The UK offensive line lost just one starter in Kevin Mitchell to graduation, but gains a lot of potential.
"From tackle to tackle, we're better than we were at this point last year," Schlarman said on signing day in February. "What we turn that into as far as wins and offensive production is yet to be determined. ... It's going to be a much more competitive group and you're going to have to earn your time."
It wasn't just offensive players impressing in those redshirt scrimmages, either.
"Regie Meant's the first one who jumps out," Brown said late in the fall when asked about players that stood out against his offense. "Regie Meant, he's going to be a big factor. ... He's going to be a major factor in what they're doing.

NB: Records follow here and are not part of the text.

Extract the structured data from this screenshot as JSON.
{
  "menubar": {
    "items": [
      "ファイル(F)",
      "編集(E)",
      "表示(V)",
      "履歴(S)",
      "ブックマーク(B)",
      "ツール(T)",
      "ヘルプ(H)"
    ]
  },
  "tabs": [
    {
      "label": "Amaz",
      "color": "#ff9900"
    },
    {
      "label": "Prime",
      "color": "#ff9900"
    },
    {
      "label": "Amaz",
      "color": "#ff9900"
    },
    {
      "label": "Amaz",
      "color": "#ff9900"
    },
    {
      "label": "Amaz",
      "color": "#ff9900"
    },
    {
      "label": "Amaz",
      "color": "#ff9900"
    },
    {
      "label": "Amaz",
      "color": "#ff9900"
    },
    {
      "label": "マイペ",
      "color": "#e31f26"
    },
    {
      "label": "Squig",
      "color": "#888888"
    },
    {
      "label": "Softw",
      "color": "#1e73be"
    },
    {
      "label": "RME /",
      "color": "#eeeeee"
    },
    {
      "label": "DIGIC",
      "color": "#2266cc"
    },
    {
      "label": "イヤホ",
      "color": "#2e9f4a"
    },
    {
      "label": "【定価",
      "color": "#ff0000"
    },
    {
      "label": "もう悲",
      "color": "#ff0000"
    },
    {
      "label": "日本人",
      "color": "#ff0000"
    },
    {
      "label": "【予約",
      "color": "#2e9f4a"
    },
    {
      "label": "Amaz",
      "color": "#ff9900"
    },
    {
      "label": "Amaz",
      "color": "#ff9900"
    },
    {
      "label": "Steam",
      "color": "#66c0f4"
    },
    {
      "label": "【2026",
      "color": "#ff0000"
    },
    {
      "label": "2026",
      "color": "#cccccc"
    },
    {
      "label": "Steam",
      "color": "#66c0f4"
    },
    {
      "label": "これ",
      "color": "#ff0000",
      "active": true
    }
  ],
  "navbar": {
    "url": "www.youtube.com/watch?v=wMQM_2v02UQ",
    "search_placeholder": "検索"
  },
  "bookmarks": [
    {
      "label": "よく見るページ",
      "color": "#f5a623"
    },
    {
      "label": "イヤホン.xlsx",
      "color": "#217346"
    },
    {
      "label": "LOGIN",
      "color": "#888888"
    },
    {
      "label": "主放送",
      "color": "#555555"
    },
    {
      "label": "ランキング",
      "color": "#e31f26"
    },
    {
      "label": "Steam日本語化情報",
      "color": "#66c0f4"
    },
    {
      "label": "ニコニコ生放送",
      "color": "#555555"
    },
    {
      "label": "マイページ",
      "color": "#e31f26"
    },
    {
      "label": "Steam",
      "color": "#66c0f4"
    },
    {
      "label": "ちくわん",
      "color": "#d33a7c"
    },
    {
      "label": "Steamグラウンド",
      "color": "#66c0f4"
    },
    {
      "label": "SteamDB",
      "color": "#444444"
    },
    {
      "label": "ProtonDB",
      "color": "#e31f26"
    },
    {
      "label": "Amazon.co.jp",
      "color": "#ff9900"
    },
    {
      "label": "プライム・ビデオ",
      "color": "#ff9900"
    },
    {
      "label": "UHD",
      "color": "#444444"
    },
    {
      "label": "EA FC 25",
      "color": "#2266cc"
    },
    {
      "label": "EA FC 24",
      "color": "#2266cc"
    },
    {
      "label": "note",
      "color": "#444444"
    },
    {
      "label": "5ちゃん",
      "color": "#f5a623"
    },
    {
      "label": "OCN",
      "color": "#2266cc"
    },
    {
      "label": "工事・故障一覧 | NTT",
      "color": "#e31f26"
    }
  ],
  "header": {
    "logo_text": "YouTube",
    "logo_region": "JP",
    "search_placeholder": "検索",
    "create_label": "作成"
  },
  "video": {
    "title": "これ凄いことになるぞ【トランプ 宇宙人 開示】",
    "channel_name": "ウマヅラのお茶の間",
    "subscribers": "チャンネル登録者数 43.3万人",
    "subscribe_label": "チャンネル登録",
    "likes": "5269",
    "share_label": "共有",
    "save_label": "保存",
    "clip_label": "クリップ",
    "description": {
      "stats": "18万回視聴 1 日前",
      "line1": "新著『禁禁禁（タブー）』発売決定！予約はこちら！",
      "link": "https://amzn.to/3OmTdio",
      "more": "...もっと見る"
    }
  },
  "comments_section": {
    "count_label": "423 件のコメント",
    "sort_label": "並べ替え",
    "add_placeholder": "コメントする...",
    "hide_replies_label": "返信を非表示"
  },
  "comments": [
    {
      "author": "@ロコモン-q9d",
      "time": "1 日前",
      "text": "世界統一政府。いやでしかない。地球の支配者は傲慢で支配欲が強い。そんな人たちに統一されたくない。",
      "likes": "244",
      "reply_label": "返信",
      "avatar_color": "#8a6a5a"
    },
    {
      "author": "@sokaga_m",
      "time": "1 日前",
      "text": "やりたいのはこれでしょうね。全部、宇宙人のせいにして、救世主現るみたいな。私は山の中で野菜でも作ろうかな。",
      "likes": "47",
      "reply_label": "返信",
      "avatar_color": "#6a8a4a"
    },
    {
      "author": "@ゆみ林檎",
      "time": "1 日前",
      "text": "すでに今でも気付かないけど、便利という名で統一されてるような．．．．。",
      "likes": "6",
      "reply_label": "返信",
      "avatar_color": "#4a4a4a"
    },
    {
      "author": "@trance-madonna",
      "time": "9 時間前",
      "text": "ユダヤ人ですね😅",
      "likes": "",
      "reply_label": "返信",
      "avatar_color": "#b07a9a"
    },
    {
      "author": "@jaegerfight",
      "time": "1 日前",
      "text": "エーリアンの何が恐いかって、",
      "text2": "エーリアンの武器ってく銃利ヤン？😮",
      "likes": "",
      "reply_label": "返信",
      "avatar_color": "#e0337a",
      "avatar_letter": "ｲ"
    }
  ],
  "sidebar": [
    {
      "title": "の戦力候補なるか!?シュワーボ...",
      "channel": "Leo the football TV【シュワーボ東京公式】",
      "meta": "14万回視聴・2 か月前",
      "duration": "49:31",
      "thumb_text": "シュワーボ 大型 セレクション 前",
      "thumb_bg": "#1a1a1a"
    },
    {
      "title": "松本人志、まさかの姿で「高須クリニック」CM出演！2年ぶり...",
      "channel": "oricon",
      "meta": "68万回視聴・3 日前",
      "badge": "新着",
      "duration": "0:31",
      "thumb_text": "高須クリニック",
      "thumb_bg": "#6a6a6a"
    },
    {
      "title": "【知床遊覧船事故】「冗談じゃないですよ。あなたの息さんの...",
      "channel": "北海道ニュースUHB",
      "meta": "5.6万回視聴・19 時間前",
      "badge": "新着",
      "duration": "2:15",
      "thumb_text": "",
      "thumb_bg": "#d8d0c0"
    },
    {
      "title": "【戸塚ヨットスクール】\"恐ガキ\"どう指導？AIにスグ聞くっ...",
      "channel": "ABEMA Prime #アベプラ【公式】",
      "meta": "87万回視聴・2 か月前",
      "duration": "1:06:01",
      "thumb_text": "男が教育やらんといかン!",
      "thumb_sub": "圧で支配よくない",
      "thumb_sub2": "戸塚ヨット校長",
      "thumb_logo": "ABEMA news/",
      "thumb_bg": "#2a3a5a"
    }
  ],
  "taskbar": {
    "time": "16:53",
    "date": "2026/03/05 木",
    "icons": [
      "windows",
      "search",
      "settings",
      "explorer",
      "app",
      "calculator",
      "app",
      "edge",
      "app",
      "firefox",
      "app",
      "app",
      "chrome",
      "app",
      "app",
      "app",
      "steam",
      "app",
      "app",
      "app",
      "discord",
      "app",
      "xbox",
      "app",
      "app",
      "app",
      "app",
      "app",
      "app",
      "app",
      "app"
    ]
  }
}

"Melvin Lewis is a kid, who if he continues to get in shape and continues to get stronger and takes coaching, he's a guy in there who can be a factor, too."
Meant earned high praise from then-senior linebacker Avery Williamson, too.
"I'd say a real good guy is going to be Regie Meant," Williamson said. "He's going to be a talented D-lineman next year."
Various players were redshirted for reasons other than getting bigger and stronger — such as transfers Heard, athlete Demitrious Davis and defensive back Chris Davis — and are expected to be factors as well.
Coaches just hope they'll make a difference, starting as soon as Friday morning.
The day before spring practice begins, UK released its roster. There were mostly cosmetic changes. Here are a few that stuck out:
■ Two transfers were added: Grant Aumiller, brother of former Kentucky tight end Jordan Aumiller, is a senior linebacker who transferred in from Campbellsville. Dylan Greenberg is listed as a freshman center who transferred from Youngstown State.
■ Two UK quarterbacks put on double-digit weight in the off-season. Maxwell Smith, who underwent shoulder surgery and hasn't been training, is listed at 236, up from 218 last year. Patrick Towles went from 225 to 236.
■ Defensive ends Alvin "Bud" Dupree and Za'Darius Smith both packed on some weight, with Smith adding 10 pounds and being listed at 264 and Dupree gaining 15 pounds, up to 267.
■ Two players are listed with different numbers, with Josh Forrest going from No. 8 to No. 45 and Jeff Witthuhn from No. 10 to No. 46.
■ Senior Ronnie Shields, who was listed as a wide receiver/tight end combo player last season, is back to just being listed as a tight end.